Anger, and knowing how to wield it, is an important tool in Special Interest's arsenal too, Logout goes on to explain. "When thinking of songs like 'Concerning Peace,' I was trying to name all the injustice that I feel like needed to be named, and the deeply maddening effect of this respectability politics situation here in America with Blackness," they say. "I am watching daily the devastating effects of anti-Blackness within this country — it's unreal and it's otherworldly."

There's deeply palpable anger as well on tracks like "Foul," where it's directed at a system that demands a worker's entire life and spirit, and "Impulse Control," where Logout spits rage toward "nepotistic dumb f****." "I think anger has been really useful in my life in a lot of ways to move through things in a way that I don't think I could have once upon a time," Logout says. "I've also found that living too much in anger for me has been destructive. But I think I just know now how to experience that in a way that is more useful."

"Music is like a spell," they add. "It has the power to push you to name all the things you feel like sometimes you can't say, and be able to sit with them and feel them, and also to move you forward."

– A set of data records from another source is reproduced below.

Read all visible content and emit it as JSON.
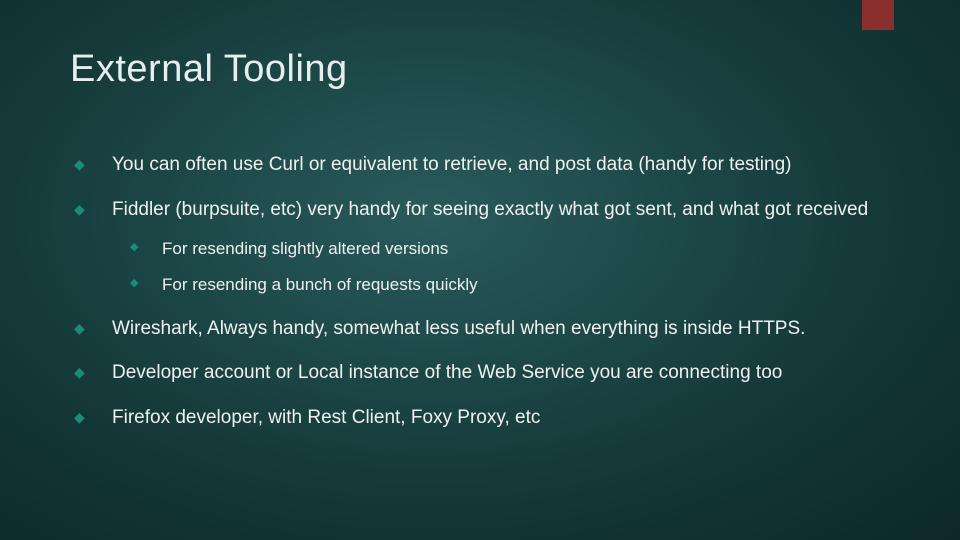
{
  "title": "External Tooling",
  "bullets": [
    {
      "text": "You can often use Curl or equivalent to retrieve, and post data (handy for testing)"
    },
    {
      "text": "Fiddler (burpsuite, etc) very handy for seeing exactly what got sent, and what got received",
      "sub": [
        "For resending slightly altered versions",
        "For resending a bunch of requests quickly"
      ]
    },
    {
      "text": "Wireshark, Always handy, somewhat less useful when everything is inside HTTPS."
    },
    {
      "text": "Developer account or Local instance of the Web Service you are connecting too"
    },
    {
      "text": "Firefox developer, with Rest Client, Foxy Proxy, etc"
    }
  ],
  "colors": {
    "accent_bar": "#8b2e2e",
    "bullet_diamond": "#1a8c7a"
  }
}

It's tough not to feel moved by Endure, in the figurative and literal sense of the word. "It's something for your mind and something for your body," opines Mascelli. "We're trying to make something that moves us physically on a level beyond having to put it into words. And I think it makes the message more impactful, when it connects to you on that level where you can feel the beat."

That musical dynamism and fluidity also keeps things fun while performing, which is crucial during a set that can undoubtedly become heavy in subject matter. "Some songs, I feel a little bit too much sometimes, and it can send me there in an unpleasant way," says Logout. "I feel like over time I've learned how to separate that, but also be able to channel it when I need it." All four band members ease that burden through their personal friendship, too; tours are punctuated by clubbing excursions and karaoke nights, for example.

Endure is an album marked by juxtaposition and contrasts. It presents the circumstances we must endure, and the tools we have with which to do so; the pain and yearning of feeling beaten down, and a resolve to fight back. It puts words and music to a personal set of challenges, yet with an encouraging assertion of communality. And all the while, it provides a host of sounds that alternately energize, challenge and soothe, to create a map for figuring out how to endure together.

"It's kind of like you're walking down the street and there's music playing from a store on one side, and then there's a car accident over here and people laughing up ahead," Mascelli says. "All this stuff is going on all at once, [and we're] trying to capture the feeling of vertigo between it all."

Copyright 2022 NPR. To see more, visit https://www.npr.org.

Mia Hughes